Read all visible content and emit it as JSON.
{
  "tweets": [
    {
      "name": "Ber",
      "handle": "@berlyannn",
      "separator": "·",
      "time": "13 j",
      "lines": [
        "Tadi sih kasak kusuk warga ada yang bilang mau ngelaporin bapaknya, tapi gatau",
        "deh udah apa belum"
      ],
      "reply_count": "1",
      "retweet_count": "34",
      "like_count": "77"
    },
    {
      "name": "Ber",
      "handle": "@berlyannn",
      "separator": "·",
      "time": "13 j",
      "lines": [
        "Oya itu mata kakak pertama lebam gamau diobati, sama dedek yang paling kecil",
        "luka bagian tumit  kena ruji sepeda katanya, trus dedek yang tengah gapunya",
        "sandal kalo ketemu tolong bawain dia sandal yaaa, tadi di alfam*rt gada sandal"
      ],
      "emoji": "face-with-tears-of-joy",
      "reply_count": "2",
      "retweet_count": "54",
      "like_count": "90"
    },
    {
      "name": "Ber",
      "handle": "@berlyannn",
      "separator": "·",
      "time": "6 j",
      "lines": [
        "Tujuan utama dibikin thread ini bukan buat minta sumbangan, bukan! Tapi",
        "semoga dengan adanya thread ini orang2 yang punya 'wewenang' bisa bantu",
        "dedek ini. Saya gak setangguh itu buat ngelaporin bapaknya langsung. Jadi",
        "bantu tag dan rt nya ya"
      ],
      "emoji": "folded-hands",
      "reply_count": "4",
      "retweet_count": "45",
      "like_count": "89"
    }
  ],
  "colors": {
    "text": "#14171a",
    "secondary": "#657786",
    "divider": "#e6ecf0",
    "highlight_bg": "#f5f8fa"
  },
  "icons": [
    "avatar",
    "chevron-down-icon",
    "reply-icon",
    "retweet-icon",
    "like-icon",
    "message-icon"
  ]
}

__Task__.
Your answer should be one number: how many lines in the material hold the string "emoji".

__Your solution__.
2